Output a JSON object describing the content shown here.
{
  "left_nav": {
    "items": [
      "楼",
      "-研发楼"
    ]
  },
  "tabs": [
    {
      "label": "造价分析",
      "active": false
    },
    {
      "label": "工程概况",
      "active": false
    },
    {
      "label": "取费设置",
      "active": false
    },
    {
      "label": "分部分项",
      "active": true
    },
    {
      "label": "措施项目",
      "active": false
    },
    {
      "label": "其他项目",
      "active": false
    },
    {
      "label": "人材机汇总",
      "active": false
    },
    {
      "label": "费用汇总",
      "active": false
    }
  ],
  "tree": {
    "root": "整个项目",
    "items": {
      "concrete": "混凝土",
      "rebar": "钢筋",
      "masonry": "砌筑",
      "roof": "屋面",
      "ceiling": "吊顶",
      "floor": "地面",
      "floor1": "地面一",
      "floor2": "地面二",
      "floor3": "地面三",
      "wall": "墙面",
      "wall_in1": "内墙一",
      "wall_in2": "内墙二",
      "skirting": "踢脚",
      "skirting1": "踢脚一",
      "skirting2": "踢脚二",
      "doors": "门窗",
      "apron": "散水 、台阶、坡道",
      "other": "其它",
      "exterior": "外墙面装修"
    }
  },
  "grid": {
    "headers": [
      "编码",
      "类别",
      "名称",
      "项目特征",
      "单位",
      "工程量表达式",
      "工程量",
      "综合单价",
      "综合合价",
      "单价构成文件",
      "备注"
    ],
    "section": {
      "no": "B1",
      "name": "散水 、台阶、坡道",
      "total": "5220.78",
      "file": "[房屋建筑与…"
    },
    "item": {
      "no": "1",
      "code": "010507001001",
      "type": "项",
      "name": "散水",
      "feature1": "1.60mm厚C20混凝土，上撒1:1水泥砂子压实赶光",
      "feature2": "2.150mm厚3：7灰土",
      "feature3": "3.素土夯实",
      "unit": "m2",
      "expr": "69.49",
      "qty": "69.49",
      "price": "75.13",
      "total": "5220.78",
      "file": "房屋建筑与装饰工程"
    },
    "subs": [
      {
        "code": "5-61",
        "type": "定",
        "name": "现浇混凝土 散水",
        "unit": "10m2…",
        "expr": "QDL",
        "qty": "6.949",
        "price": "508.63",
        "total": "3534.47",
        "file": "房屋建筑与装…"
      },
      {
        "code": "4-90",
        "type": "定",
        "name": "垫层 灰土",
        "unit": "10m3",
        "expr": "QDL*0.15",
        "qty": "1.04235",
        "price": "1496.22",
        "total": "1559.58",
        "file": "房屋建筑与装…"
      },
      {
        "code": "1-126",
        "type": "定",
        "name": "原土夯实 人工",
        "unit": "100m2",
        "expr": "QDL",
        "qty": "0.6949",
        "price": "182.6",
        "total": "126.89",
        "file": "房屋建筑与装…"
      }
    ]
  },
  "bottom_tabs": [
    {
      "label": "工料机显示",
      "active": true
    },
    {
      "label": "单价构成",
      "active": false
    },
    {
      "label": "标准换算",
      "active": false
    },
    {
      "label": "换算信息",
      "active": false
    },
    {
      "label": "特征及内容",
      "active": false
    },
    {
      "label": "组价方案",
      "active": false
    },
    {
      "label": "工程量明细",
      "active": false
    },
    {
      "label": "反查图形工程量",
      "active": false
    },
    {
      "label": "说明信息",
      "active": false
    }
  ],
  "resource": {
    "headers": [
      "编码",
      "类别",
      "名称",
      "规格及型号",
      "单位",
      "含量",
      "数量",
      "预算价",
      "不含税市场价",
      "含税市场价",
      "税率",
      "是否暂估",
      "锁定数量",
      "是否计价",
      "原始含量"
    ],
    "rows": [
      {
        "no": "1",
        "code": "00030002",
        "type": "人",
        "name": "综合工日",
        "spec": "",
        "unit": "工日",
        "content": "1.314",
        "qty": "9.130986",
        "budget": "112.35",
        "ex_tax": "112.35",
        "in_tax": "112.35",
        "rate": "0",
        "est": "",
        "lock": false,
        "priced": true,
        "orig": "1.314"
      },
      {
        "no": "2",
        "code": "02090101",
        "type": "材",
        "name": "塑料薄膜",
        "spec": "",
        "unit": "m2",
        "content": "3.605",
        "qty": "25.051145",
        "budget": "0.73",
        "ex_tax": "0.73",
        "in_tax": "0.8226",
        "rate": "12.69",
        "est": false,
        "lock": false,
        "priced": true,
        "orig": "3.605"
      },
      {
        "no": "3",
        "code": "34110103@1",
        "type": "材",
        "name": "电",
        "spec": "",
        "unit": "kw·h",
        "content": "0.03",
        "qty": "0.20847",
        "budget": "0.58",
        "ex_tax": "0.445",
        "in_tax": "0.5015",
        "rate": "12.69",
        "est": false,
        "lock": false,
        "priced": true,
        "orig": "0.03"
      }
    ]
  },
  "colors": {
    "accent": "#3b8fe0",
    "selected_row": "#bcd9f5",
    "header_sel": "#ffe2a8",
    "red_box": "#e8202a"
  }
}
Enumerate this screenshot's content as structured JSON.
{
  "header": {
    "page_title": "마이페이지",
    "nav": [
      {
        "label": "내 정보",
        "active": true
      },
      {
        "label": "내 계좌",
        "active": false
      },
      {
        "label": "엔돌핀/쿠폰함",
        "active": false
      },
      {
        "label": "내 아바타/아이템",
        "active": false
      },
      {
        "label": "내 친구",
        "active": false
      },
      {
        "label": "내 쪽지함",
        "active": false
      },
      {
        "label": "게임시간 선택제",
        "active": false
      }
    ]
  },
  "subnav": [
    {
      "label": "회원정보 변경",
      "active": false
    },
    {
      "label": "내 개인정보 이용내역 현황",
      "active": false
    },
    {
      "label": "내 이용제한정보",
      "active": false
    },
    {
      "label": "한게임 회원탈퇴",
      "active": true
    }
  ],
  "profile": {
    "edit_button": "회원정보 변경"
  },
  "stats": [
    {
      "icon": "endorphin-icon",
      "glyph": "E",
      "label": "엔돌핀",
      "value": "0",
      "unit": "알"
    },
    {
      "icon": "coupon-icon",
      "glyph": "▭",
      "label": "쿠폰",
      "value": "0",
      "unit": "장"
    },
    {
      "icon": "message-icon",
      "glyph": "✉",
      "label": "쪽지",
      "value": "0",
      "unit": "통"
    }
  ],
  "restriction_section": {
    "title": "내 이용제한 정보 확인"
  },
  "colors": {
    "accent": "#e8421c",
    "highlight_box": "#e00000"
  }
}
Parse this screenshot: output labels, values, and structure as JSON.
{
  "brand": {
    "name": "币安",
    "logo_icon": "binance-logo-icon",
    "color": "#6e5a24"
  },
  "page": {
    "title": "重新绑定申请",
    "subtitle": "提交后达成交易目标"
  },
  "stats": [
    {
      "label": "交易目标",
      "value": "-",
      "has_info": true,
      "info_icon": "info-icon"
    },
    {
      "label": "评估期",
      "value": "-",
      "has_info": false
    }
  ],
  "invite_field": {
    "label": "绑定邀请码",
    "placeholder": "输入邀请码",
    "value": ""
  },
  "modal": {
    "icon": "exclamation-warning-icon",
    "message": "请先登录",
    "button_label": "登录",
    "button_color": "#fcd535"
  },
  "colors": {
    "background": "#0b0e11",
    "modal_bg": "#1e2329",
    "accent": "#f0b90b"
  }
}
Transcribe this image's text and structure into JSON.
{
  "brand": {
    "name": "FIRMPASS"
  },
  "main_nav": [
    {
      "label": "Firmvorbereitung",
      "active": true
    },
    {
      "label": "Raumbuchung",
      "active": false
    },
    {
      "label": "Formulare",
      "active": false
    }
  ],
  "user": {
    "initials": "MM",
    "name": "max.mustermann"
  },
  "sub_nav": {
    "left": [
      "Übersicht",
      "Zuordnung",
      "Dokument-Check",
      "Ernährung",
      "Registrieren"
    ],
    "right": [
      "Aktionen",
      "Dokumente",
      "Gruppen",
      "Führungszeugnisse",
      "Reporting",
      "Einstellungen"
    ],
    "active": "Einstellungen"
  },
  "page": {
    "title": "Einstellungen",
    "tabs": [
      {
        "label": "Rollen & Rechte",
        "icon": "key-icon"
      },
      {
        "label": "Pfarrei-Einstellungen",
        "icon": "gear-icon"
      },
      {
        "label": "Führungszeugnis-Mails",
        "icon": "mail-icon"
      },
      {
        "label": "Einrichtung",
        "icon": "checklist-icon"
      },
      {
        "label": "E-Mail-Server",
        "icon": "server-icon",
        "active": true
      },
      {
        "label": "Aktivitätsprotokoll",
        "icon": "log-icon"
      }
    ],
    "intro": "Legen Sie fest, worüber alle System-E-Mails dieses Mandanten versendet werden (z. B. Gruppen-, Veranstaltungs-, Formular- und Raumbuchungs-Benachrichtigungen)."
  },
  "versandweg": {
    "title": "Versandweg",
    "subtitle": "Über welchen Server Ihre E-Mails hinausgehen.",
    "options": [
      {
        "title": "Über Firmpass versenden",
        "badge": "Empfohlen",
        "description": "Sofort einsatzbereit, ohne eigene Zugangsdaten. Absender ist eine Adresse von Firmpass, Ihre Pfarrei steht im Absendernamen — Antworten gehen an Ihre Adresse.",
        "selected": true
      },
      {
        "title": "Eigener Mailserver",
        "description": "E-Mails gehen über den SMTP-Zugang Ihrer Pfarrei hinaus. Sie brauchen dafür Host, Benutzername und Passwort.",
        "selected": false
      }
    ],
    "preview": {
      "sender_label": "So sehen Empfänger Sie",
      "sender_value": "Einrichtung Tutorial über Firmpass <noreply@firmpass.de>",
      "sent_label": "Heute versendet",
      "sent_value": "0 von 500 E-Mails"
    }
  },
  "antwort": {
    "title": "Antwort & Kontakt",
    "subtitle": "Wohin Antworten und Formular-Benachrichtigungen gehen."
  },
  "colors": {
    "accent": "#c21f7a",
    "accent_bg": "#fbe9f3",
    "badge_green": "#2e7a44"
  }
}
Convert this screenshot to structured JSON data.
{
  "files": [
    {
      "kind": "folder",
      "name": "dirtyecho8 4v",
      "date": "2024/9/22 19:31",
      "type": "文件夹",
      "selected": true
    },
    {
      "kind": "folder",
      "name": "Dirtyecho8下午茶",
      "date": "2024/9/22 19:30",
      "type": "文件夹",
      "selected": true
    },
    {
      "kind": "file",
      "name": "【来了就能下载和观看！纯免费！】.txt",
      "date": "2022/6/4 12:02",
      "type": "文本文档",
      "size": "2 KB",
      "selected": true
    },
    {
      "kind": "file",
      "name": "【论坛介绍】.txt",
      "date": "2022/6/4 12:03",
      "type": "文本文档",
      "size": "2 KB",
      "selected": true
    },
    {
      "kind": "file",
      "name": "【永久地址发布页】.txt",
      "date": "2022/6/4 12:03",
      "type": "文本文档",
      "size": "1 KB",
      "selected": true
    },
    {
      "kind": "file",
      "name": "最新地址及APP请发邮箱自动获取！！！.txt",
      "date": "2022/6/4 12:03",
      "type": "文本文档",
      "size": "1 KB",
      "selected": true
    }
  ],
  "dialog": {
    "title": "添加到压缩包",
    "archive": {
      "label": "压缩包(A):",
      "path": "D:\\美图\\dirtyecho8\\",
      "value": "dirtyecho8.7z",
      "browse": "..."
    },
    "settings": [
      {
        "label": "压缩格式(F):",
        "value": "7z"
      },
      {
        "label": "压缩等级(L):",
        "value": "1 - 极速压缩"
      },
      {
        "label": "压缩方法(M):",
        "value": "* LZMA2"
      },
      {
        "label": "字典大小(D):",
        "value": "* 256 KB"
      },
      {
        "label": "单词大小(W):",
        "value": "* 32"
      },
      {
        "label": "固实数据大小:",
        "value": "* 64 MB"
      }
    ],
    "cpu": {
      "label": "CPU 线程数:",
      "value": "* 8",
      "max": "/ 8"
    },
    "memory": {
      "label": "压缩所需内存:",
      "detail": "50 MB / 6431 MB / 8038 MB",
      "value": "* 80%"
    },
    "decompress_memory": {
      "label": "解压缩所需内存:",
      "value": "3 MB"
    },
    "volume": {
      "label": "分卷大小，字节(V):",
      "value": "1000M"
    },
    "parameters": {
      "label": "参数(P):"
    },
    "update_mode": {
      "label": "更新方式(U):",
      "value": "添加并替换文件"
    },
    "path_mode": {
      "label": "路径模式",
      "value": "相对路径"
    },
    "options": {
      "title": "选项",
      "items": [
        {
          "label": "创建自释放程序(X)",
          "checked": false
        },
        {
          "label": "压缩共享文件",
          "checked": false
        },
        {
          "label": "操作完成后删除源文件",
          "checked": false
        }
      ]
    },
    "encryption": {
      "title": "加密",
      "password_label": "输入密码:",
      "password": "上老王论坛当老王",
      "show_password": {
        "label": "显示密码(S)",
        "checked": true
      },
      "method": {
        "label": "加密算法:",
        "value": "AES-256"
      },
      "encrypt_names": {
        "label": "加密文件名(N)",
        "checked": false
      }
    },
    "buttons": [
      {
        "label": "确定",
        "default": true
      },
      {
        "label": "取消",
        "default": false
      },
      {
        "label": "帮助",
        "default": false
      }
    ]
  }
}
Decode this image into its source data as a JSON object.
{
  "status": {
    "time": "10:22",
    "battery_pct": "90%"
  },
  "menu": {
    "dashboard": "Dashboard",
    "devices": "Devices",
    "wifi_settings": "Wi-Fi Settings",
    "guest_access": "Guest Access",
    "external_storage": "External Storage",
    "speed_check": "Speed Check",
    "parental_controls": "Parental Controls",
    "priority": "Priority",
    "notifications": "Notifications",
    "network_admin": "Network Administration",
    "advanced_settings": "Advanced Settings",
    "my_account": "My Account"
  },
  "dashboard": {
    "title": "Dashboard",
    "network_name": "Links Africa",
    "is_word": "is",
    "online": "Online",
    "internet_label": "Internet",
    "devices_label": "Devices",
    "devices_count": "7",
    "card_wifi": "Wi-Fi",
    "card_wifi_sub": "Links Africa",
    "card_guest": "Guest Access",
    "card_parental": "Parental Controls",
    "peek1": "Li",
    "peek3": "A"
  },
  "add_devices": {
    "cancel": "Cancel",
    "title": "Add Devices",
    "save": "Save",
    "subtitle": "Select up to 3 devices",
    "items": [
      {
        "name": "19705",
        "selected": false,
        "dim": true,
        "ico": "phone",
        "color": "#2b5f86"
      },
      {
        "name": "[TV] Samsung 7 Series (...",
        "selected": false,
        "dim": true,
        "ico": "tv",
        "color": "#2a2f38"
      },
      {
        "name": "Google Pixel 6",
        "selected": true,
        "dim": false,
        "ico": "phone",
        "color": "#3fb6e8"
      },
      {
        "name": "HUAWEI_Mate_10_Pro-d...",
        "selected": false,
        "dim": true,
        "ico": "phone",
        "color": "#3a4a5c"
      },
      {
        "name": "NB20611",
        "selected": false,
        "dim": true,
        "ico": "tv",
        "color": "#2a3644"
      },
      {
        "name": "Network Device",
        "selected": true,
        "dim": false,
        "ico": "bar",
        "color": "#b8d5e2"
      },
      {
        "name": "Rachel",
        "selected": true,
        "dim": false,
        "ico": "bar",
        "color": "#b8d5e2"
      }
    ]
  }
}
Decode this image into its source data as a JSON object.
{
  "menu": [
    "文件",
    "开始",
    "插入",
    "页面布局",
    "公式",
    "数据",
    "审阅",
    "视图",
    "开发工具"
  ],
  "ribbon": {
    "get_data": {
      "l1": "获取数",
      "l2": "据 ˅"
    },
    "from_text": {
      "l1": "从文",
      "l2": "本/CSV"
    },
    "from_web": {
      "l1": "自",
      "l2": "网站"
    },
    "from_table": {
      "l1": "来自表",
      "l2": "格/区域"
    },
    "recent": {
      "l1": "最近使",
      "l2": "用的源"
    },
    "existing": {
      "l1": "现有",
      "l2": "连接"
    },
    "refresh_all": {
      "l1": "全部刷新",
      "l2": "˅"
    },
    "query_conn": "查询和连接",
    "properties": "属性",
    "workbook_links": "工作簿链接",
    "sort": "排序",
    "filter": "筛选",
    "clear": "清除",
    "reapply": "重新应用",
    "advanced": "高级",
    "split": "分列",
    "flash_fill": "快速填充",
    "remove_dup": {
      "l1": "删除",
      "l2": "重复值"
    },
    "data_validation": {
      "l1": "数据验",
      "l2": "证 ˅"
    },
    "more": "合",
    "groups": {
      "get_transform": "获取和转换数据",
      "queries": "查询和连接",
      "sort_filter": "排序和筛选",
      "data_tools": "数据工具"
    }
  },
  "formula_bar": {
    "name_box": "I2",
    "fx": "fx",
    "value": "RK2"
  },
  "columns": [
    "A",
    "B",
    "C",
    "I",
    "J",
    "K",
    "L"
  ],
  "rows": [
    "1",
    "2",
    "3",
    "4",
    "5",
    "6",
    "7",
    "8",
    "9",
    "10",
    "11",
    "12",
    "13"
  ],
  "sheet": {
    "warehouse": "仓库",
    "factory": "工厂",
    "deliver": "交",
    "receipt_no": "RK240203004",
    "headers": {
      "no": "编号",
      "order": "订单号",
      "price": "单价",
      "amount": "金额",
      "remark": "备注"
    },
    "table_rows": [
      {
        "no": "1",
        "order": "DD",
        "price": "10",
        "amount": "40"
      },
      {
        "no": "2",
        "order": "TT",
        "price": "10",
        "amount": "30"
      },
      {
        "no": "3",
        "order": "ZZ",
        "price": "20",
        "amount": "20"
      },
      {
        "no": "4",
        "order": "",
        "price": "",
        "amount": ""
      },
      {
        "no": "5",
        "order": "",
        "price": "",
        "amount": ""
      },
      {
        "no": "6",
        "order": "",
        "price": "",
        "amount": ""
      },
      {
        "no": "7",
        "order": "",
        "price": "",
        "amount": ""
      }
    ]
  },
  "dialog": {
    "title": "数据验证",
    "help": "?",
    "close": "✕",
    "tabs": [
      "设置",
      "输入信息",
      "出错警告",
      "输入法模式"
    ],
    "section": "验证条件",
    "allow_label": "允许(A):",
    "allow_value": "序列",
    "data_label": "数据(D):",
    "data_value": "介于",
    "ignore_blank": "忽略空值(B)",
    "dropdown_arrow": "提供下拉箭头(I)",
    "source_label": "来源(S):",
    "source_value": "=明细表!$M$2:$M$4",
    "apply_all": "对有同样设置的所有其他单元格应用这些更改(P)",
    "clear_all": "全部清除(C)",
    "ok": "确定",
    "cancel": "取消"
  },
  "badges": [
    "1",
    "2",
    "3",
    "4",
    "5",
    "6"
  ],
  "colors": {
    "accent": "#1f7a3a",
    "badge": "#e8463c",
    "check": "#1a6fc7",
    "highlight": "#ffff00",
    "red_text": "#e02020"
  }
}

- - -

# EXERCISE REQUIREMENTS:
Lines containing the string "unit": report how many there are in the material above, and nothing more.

# TASK SOLUTION:
10